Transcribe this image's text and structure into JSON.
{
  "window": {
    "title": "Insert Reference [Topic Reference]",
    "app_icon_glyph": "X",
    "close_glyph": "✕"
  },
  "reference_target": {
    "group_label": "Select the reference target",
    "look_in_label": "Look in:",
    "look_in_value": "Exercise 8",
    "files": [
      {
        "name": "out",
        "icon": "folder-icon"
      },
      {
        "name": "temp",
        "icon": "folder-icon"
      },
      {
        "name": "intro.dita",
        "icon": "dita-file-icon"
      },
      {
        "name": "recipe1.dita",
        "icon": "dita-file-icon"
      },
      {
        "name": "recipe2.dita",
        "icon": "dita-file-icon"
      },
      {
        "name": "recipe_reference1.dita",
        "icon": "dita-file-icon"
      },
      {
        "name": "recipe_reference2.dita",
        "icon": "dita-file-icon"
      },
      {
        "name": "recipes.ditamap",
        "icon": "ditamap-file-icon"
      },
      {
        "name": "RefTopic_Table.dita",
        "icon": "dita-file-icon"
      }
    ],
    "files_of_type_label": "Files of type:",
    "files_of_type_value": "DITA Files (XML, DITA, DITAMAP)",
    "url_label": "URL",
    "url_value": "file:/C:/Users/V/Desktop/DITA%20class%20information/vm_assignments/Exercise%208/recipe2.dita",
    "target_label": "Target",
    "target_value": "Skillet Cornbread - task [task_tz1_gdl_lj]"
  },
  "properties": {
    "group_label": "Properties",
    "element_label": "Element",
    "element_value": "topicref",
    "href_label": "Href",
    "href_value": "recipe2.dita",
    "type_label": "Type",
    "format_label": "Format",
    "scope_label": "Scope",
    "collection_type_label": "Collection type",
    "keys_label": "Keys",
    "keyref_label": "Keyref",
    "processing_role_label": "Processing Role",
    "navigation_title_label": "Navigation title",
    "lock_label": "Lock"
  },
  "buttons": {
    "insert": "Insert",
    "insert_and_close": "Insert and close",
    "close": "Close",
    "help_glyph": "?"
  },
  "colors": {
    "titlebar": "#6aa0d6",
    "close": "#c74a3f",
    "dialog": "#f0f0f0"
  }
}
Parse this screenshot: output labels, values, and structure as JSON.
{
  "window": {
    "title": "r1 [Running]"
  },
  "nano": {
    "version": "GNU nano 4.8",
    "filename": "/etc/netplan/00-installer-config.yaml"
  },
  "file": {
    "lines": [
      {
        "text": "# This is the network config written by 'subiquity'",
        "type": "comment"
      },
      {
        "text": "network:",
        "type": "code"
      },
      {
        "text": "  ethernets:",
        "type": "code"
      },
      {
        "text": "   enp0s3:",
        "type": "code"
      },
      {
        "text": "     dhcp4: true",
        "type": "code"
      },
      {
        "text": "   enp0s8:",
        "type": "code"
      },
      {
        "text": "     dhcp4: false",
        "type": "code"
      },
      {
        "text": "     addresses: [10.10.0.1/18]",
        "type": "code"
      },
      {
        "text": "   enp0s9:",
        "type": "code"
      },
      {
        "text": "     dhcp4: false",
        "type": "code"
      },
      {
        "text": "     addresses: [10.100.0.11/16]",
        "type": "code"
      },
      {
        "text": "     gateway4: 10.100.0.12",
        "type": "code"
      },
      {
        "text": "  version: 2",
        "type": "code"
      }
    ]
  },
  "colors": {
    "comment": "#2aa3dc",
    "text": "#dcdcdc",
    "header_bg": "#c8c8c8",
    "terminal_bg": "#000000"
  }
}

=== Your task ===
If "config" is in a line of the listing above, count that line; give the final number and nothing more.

=== Result of this task ===
2